A football coach from Lisburn, County Antrim, has vowed to stay in Sierra Leone, despite being at the epicentre of the Ebola outbreak sweeping West Africa.
Johnny McKinstry became the youngest coach in international football when he was appointed to lead Sierra Leone in 2013.
The 29-year-old was sacked last month, but decided to remain in the country.
He is currently managing a football youth academy in Tombo, near Freetown.
McKinstry has run the Craig Bellamy Foundation, which coaches youth players aged 12 to 17, for the past five years.
The players typically have 12 hours of football training per week and spend more than 20 hours on academic work.

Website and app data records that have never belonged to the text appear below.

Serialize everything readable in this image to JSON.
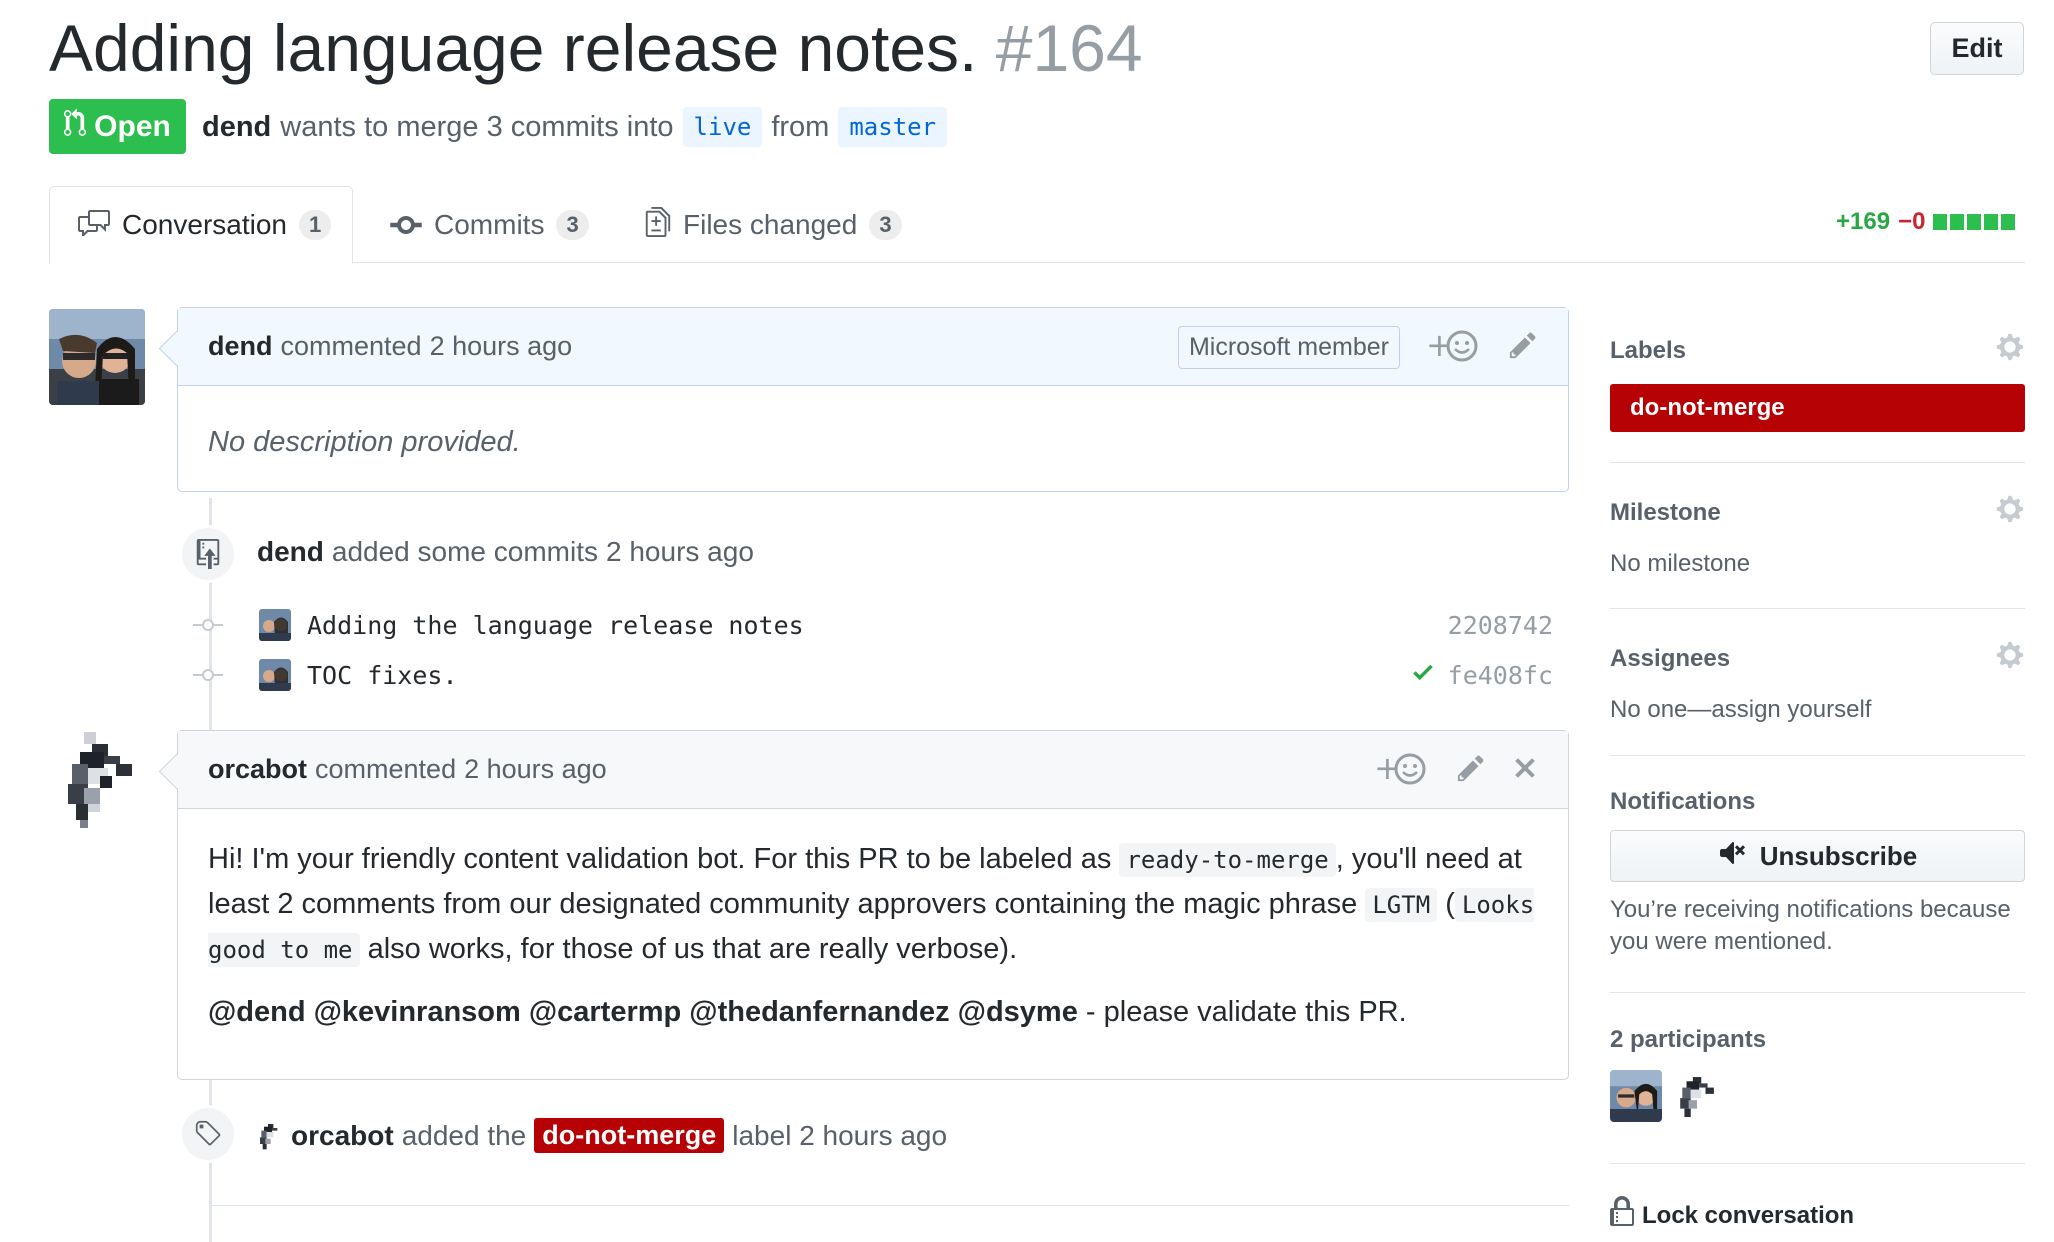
{
  "pr": {
    "title": "Adding language release notes.",
    "number": "#164",
    "edit_label": "Edit",
    "state_label": "Open",
    "author": "dend",
    "merge_text": "wants to merge 3 commits into",
    "base_branch": "live",
    "from_text": "from",
    "head_branch": "master"
  },
  "tabs": [
    {
      "label": "Conversation",
      "count": "1"
    },
    {
      "label": "Commits",
      "count": "3"
    },
    {
      "label": "Files changed",
      "count": "3"
    }
  ],
  "diffstat": {
    "additions": "+169",
    "deletions": "−0"
  },
  "comment1": {
    "author": "dend",
    "action": "commented",
    "time": "2 hours ago",
    "badge": "Microsoft member",
    "body": "No description provided."
  },
  "commits_event": {
    "author": "dend",
    "text": "added some commits",
    "time": "2 hours ago",
    "commits": [
      {
        "message": "Adding the language release notes",
        "sha": "2208742"
      },
      {
        "message": "TOC fixes.",
        "sha": "fe408fc"
      }
    ]
  },
  "comment2": {
    "author": "orcabot",
    "action": "commented",
    "time": "2 hours ago",
    "p1_a": "Hi! I'm your friendly content validation bot. For this PR to be labeled as",
    "code1": "ready-to-merge",
    "p1_b": ", you'll need at least 2 comments from our designated community approvers containing the magic phrase",
    "code2": "LGTM",
    "p1_c": "(",
    "code3": "Looks good to me",
    "p1_d": "also works, for those of us that are really verbose).",
    "mentions": "@dend @kevinransom @cartermp @thedanfernandez @dsyme",
    "p2_tail": "- please validate this PR."
  },
  "label_event": {
    "author": "orcabot",
    "text_before": "added the",
    "label": "do-not-merge",
    "text_after": "label 2 hours ago"
  },
  "sidebar": {
    "labels_heading": "Labels",
    "label": "do-not-merge",
    "milestone_heading": "Milestone",
    "milestone_value": "No milestone",
    "assignees_heading": "Assignees",
    "assignees_value": "No one—assign yourself",
    "notifications_heading": "Notifications",
    "unsubscribe_label": "Unsubscribe",
    "notifications_reason": "You’re receiving notifications because you were mentioned.",
    "participants_heading": "2 participants",
    "lock_label": "Lock conversation"
  },
  "colors": {
    "open_green": "#2cbe4e",
    "label_red": "#b60205",
    "link_blue": "#0366d6"
  }
}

However, the academy is now in lockdown, with a self-imposed quarantine in place in the 15-acre site.
Although his family have called for him to return home, McKinstry said he promised the parents of his young footballers that he would protect them, and he is staying put in Sierra Leone.
Speaking to Al Jazeera, McKinstry said he could not imagine abandoning his players.
He said: "My parents are concerned when they read these things in the papers, it sounds like the zombie apocalypse.
"But we're like an extended family here, that's what I've explained to my parents. I've got 27 kids here and have formed a relationship with each and every one of them."
'Relying on me'
There have been more than 3,800 cases in Sierra Leone since the outbreak began, with almost 1,300 deaths, according to the World Health Organization's latest figures.
McKinstry is the only person who leaves the academy now, making a fortnightly trip into the country's capital, Freetown, to collect supplies.
He said the city has changed dramatically because people are scared of the disease.
"Sixty to 70% of the expats who were here have gone home now," he said.
"If I was doing this job only for myself, I'd have gone home. But other people are relying on me, so I'll stay."
Although the football academy has been in lockdown for a number of months now, McKinstry said it has not hindered the players' progress.
"Their educational performance and levels of behaviour have actually improved since the outbreak," he told Al Jazeera.
"Their attitude is very humbling. They are cheerful, positive and appreciative of the opportunities they have here.
"We have a scoring system to assess their performance. The behaviour and their scores have never been higher than the last few months.
"One day they will be the leaders of this country."